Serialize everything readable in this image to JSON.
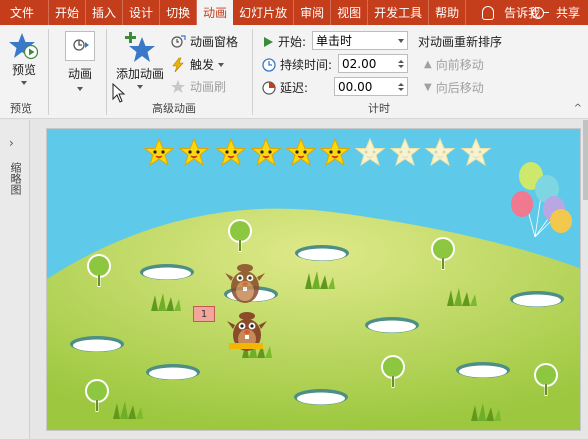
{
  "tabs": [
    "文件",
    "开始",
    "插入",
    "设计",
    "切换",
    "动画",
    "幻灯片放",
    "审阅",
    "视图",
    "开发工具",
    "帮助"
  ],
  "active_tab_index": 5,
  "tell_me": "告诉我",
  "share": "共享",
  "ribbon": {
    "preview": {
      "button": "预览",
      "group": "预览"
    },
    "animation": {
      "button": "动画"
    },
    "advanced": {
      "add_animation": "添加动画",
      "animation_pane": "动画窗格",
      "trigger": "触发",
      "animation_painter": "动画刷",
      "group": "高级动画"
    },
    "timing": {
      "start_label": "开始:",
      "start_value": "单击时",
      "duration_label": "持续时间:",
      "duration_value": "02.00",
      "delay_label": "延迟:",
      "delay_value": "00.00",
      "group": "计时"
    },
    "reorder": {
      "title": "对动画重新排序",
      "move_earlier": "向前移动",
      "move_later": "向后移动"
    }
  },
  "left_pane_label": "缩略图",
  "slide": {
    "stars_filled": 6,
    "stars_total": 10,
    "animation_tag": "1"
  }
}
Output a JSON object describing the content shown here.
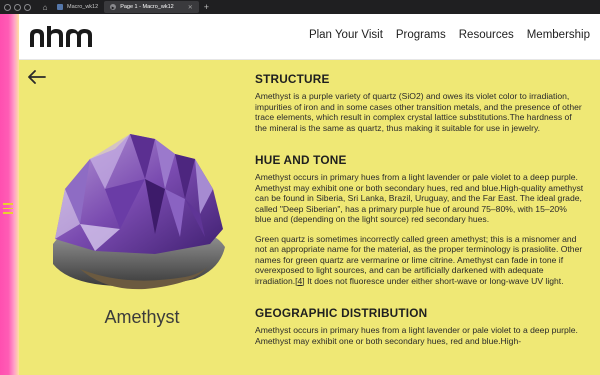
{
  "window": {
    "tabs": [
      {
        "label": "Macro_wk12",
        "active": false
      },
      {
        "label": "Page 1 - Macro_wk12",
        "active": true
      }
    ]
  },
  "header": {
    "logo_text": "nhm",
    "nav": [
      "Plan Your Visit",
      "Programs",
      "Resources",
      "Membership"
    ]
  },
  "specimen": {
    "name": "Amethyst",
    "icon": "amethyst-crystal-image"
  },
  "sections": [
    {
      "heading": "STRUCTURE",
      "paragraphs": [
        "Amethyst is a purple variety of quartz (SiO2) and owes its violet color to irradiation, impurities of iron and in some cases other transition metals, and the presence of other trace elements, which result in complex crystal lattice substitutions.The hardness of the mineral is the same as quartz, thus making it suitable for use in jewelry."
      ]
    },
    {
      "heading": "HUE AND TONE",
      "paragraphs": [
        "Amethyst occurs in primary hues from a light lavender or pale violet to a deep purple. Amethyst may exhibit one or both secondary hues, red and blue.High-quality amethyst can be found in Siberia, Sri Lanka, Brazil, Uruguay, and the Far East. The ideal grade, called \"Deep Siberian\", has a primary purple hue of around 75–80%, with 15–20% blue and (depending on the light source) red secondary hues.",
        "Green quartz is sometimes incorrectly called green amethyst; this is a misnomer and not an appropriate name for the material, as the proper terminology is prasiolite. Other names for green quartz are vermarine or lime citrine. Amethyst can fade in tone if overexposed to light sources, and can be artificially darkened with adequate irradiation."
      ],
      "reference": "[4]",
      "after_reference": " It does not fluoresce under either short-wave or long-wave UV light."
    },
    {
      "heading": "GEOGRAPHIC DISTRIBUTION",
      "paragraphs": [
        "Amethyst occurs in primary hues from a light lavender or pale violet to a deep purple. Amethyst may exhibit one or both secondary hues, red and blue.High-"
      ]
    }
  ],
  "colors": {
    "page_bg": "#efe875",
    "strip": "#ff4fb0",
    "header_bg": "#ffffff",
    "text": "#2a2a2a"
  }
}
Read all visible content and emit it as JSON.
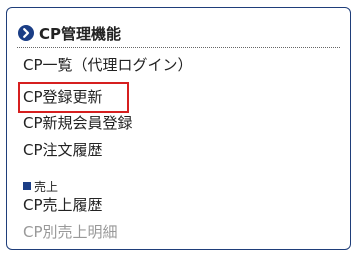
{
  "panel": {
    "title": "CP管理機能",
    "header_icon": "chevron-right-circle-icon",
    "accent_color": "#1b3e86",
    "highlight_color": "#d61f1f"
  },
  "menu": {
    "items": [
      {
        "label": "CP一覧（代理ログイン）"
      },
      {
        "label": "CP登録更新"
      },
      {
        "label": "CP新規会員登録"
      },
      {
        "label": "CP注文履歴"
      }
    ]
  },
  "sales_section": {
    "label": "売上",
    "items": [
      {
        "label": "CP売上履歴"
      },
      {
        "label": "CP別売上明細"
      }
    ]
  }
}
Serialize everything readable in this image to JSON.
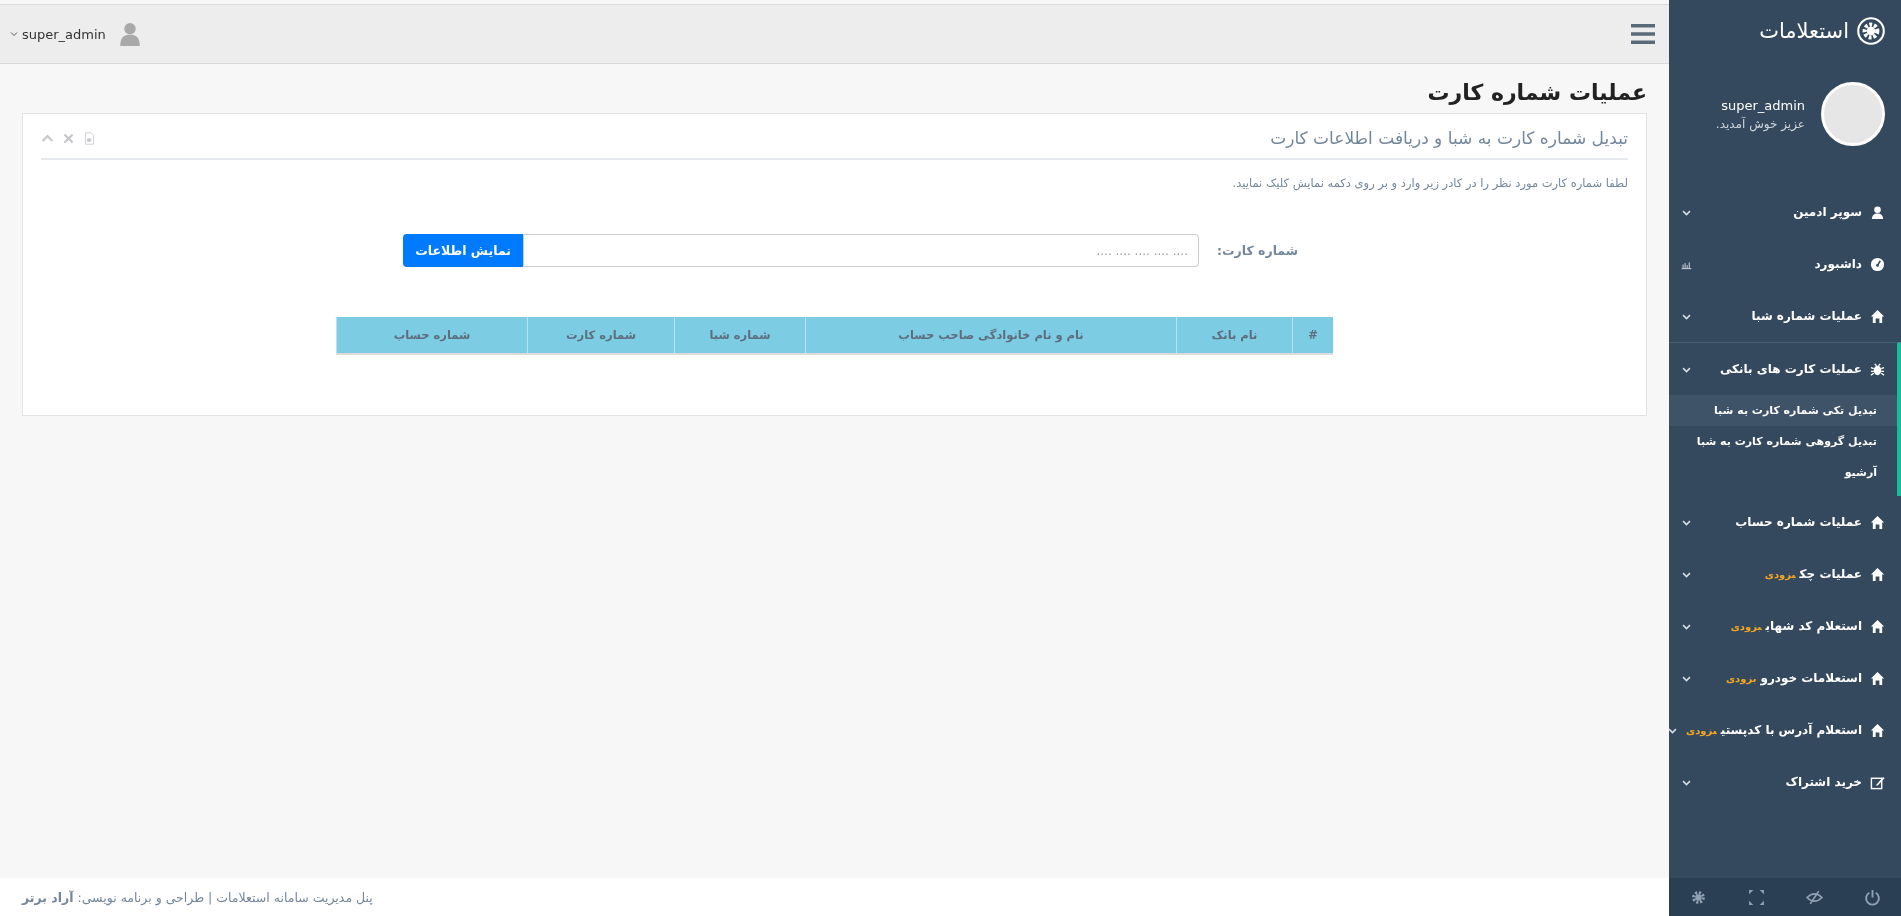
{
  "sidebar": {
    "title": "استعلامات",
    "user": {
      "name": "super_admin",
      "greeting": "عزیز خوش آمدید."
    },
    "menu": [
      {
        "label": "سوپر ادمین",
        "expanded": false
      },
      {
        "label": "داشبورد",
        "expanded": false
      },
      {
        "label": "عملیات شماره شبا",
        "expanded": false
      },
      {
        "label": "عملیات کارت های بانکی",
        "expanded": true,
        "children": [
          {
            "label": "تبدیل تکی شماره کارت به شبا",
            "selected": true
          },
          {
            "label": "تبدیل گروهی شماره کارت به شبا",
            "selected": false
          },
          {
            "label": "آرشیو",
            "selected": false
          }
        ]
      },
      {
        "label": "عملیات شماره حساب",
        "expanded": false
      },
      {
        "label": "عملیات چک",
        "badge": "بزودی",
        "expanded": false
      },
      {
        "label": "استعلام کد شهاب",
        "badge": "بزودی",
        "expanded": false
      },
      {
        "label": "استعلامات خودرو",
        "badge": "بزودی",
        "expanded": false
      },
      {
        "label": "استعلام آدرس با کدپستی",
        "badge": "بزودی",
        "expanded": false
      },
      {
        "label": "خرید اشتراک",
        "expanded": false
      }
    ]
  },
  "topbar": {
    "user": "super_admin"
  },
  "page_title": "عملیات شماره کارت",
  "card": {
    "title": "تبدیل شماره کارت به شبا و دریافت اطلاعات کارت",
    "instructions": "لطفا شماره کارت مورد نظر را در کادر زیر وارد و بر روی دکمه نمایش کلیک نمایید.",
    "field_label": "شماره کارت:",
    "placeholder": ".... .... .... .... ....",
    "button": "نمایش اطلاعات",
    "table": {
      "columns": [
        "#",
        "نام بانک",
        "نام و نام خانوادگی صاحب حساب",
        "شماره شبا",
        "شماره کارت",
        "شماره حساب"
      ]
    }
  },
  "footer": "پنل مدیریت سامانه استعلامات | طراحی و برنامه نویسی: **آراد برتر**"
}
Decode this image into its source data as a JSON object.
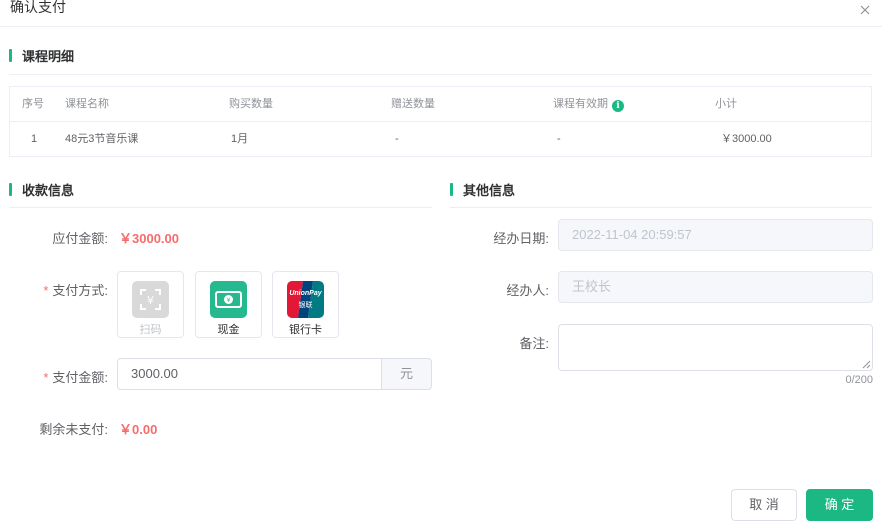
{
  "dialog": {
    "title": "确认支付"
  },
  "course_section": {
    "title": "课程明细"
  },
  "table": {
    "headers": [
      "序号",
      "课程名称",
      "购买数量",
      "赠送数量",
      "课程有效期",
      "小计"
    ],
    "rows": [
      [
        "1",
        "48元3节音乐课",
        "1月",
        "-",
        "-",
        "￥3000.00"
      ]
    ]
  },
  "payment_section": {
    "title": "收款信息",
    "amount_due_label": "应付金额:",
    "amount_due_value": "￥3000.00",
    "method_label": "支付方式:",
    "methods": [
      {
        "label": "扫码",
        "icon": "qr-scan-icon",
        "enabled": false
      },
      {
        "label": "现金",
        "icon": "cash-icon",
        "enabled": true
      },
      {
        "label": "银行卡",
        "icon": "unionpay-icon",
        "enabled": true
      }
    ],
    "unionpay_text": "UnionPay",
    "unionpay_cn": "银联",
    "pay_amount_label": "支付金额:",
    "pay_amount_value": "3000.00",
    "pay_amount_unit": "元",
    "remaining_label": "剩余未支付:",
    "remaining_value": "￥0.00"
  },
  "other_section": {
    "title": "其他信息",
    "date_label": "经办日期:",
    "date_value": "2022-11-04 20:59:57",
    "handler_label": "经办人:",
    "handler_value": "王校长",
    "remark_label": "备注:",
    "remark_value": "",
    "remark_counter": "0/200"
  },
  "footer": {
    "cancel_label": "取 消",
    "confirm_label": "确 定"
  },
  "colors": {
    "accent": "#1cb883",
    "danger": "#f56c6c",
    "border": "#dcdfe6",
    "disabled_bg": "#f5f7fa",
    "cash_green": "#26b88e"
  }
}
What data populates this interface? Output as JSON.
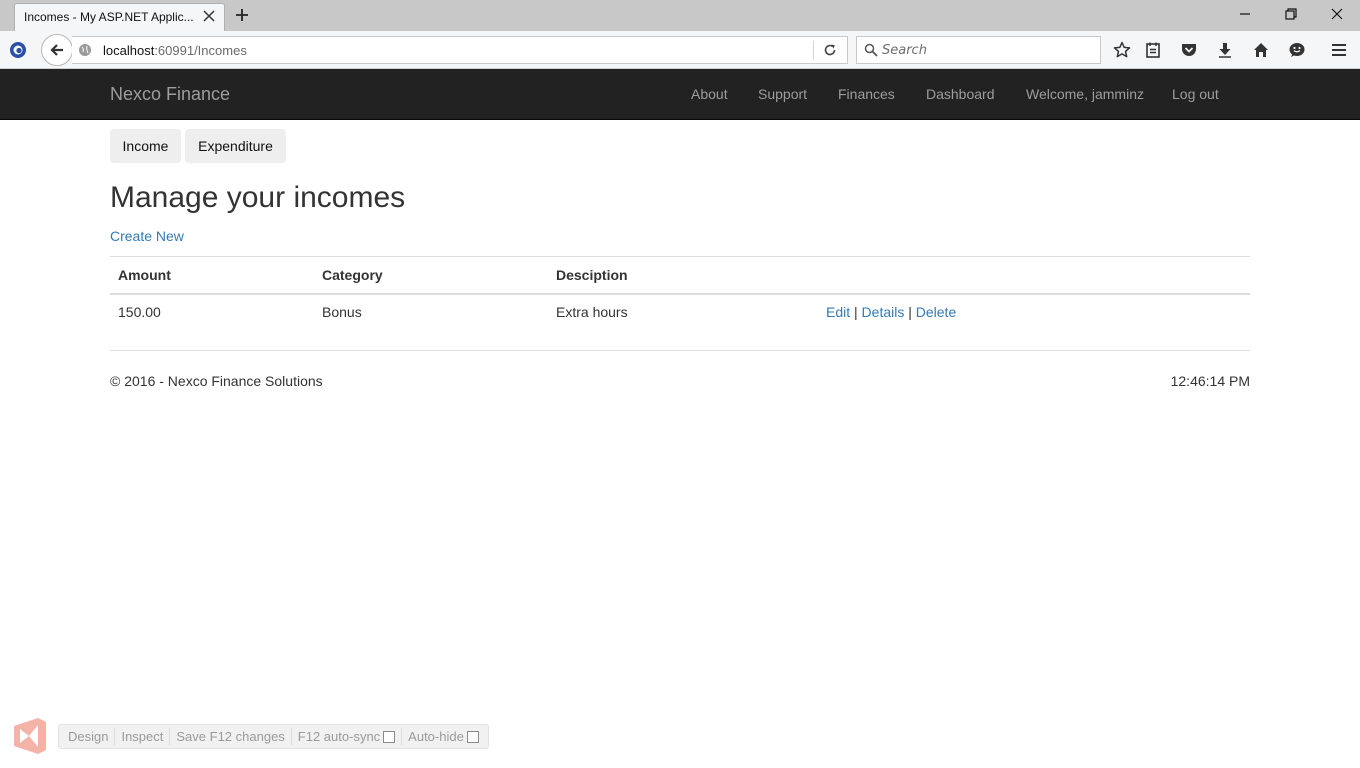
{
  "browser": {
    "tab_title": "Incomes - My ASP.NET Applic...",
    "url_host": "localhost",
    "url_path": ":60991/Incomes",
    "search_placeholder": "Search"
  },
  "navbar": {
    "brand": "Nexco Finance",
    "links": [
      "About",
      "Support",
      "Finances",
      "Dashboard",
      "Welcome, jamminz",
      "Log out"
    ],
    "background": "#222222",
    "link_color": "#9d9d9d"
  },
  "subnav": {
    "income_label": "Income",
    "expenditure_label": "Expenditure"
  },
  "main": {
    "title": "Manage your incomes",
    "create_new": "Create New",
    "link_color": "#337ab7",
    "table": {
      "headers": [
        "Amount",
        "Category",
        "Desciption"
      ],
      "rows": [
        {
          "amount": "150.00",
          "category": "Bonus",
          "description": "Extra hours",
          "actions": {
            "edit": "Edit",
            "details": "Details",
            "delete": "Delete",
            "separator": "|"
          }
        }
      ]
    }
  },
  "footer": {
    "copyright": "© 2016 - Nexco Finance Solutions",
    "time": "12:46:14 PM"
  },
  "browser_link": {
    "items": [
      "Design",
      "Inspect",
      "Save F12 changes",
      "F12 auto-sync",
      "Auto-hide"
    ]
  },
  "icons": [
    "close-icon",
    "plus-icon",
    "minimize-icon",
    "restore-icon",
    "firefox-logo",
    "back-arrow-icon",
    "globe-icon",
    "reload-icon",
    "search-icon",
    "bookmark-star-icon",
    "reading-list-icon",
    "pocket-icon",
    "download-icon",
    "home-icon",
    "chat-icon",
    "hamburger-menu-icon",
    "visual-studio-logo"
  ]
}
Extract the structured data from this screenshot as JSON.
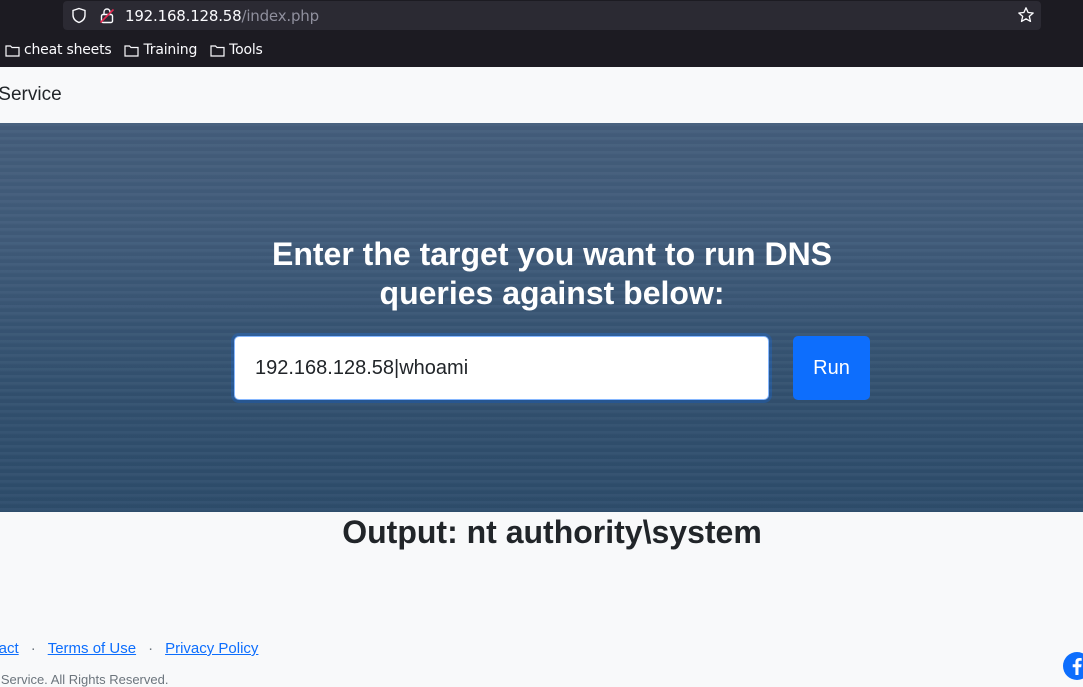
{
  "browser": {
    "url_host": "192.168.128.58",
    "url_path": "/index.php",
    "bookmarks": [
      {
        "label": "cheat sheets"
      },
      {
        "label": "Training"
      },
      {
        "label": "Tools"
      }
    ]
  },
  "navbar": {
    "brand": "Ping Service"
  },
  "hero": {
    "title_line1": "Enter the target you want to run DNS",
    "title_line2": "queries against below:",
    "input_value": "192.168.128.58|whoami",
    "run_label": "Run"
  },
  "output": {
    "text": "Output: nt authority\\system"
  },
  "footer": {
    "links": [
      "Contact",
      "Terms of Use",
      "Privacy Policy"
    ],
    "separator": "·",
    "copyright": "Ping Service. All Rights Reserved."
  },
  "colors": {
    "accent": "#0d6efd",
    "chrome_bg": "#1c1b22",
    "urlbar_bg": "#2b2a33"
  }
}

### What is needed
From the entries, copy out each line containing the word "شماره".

### Response to the task
        "label": "عملیات شماره شبا",
            "label": "تبدیل تکی شماره کارت به شبا",
            "label": "تبدیل گروهی شماره کارت به شبا",
        "label": "عملیات شماره حساب",
  "page_title": "عملیات شماره کارت",
    "title": "تبدیل شماره کارت به شبا و دریافت اطلاعات کارت",
    "instructions": "لطفا شماره کارت مورد نظر را در کادر زیر وارد و بر روی دکمه نمایش کلیک نمایید.",
    "field_label": "شماره کارت:",
        "شماره شبا",
        "شماره کارت",
        "شماره حساب"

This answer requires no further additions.